  1. H
    Oct 22, 2014 at 10:13 am
    I smell something burning... Perhaps 'Rama's guts.Some folks who couldn't achieve even 1000th of what these folks did will speak ill of them. Some folks who aren't even capable of creating even 100 jobs think nothing of criticizing them. "Sada tumne aib dekha, hunar ko na dekha.."It is easy to criticize the hardwork of decades. But, not objectively evaluate the positives of what these folks achieved. Over a 2,00,000 families run because of what they have created from ground up. Can't think of many who have managed that in my generation. People talk of employee exploitation, forgetting once a company becomes big, it also faces huge resistance in growth, and has challenges in sustaining the 'freeloaders'. No one forces the employees to be in a company, they are free to move elsewhere instead of cribbing. But, no - the smart ones who aren't loyal moved from the company. Loyals never had a problem with the company. But, dumb 'freeloaders' kept complaining.Founders have always shown the right value system. Yes, there have been some negatives at times, but then no man is perfect. No person is devoid of some selfishness and some pettiness. But, overall their conduct has been exemplary.So, any one wanting an objective evaluation would do well to consider the overall positives these people have achieved, compared to negligible negatives.
    1. J
      Jatin Sutaria
      Oct 22, 2014 at 11:12 am
      What nonsense! - Just because you can't achieve much you can't justifiably criticize. Such a mentality always lead to a 'cult' following and is called a herd mentality.What Murthy did was good - but nothing great! Bing doesn't come from only a company but also its products. Now tell me how has Infosys revolutionized the world through any of is products.
      1. R
        Oct 22, 2014 at 6:55 am

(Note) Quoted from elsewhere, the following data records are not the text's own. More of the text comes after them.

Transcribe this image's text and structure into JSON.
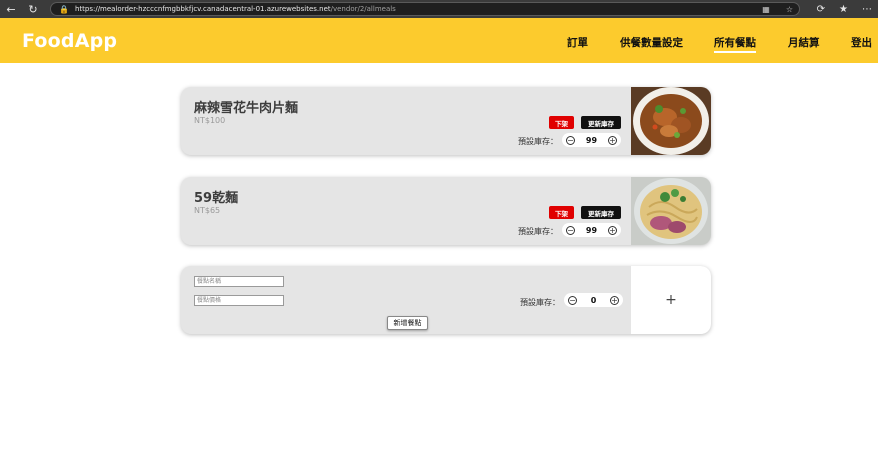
{
  "browser": {
    "url_host": "https://mealorder-hzcccnfmgbbkfjcv.canadacentral-01.azurewebsites.net",
    "url_path": "/vendor/2/allmeals"
  },
  "app": {
    "logo": "FoodApp",
    "nav": [
      "訂單",
      "供餐數量設定",
      "所有餐點",
      "月結算",
      "登出"
    ],
    "active_nav": "所有餐點"
  },
  "meals": [
    {
      "name": "麻辣雪花牛肉片麵",
      "price": "NT$100",
      "remove_label": "下架",
      "update_label": "更新庫存",
      "stock_label": "預設庫存：",
      "stock": "99",
      "image": "beef-noodle-photo"
    },
    {
      "name": "59乾麵",
      "price": "NT$65",
      "remove_label": "下架",
      "update_label": "更新庫存",
      "stock_label": "預設庫存：",
      "stock": "99",
      "image": "dry-noodle-photo"
    }
  ],
  "new_meal": {
    "name_placeholder": "餐點名稱",
    "price_placeholder": "餐點價格",
    "stock_label": "預設庫存：",
    "stock": "0",
    "add_label": "新增餐點",
    "add_image_symbol": "+"
  },
  "colors": {
    "header": "#fccb2d",
    "remove": "#e00000",
    "update": "#111111",
    "card": "#e5e5e5"
  }
}
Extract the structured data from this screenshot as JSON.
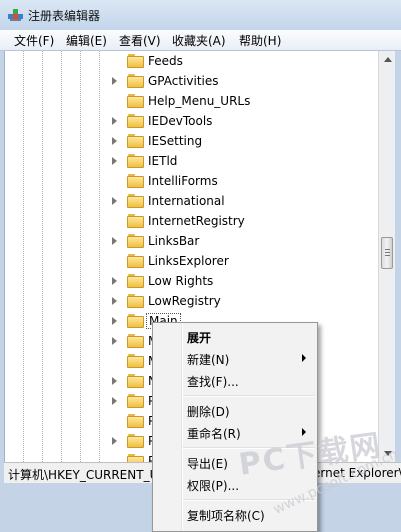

        Ho hum! Yawn Yawn!! One more article about how great these founders are and their revolutionary decisions! Such one sided journalism by our intrepid Indian reporters is most illuminating and timely! Of course, they must be excused for totally omitting to mention how these worthies promoted lackeyism and articulate empty heads for their bing, how they used the market to fund employee loyalty in the initial years through ESoPs and through "creative" variable pay and doublespeak in the latter years, how they cynically calculated the net profit per SE per year to reduce overall payment to employees, how they brought evil sociopaths into HR and finance to squelch all independence in delivery, how they used people as tools to be discarded when their work was done (remember Catbert and his female Rottweiler, rather, "rattweiler", Ratbert?), how they deliberately indulged in doublespeak, lies and misrepresentations whenever disaster struck, how their deception was unmasked when the Son rose in the company, and just when the company looked like it was going under, the FII's read the act to them and they withdrew, Son and all, and reclaimed the moral high ground that seemed slippery just a few weeks ago.A round of applause to Indian journalism!